To improve indoor air quality and to protect public health, Taiwan has enacted the ‘Indoor Air Quality Act (IAQ Act)’ in 2012. For the general public, the indoor air quality in hair salons is important because it is a popular location that people will often visit for hair treatments. However, only a few exposure assessments regarding air pollutants have previously been performed in hair salons. In order to assess the air quality of hairdressing environments in Taipei, ten hairdressing salons were included for a walk-through survey in this study. In addition, the airborne concentrations of formaldehyde, volatile organic compounds (VOCs), CO2, and phthalate esters were also determined in five salons. Charcoal, XAD-2, and OVS-Tenax tubes were used for the air sampling, while the samples were analysed with gas chromatography/mass spectrometer. It was found that the products used in hair salons contained various chemicals. In fact, from the walk-through survey, a total of 387 different ingredients were found on 129 hair product labels. The hair salons were not well ventilated, with CO2 levels of 600 to 3576 ppm. The formaldehyde concentrations determined in this study ranged from 12.40 to 1.04×10(3) ?g m(-3) , and the maximum level was above the permissible exposure limit (PEL) of US Occupational Safety and Health Administration (US OSHA). Additionally, 83% of the samples were with levels higher than the standard regulated by Taiwan’s IAQ Act. The concentrations of VOCs and phthalate esters were below the occupational exposure limits (OELs), but higher than what was found in general residential environments. The hair products were considered as the major source of air pollutants because significantly higher concentrations were found around the working areas. The number of perming treatments, the number of workers, and the frequency of using formaldehyde releasing products, were found to be associated with the levels of formaldehyde. The authors concluded that this study indicates that efforts are needed to improve the indoor air quality in hairdressing salons in Taipei.
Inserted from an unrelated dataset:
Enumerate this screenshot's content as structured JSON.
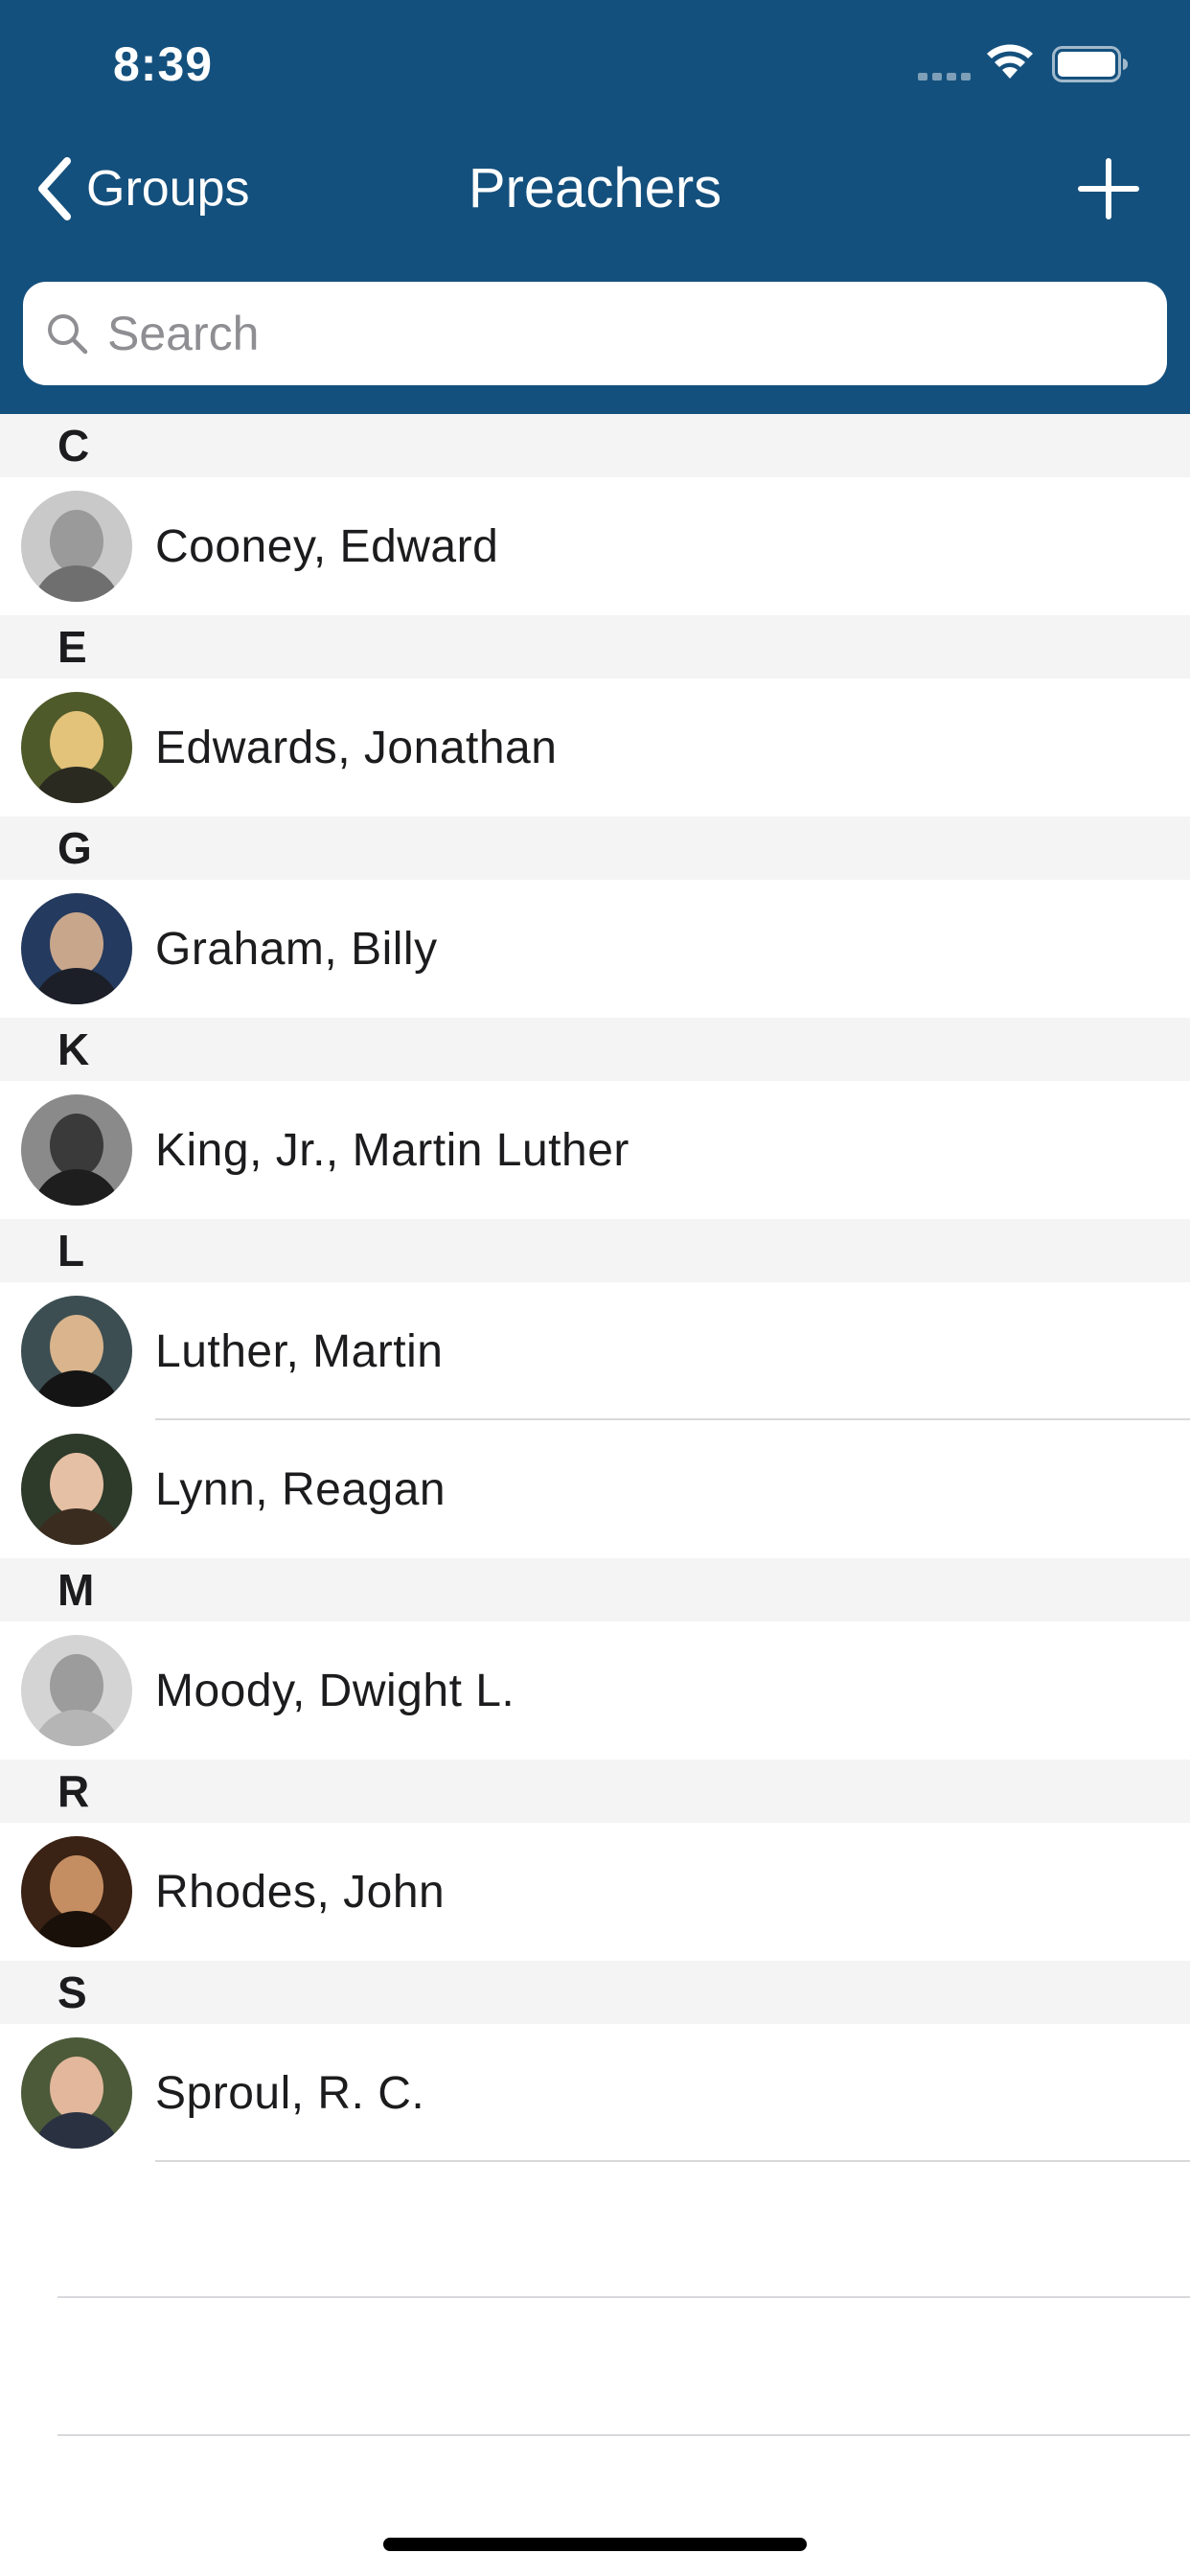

Authors: Chang CJ, Cheng SF, Chang PT, Tsai SW. ; Full Source: Indoor Air. 2017 Aug 4. doi: 10.1111/ina.12412. [Epub ahead of print]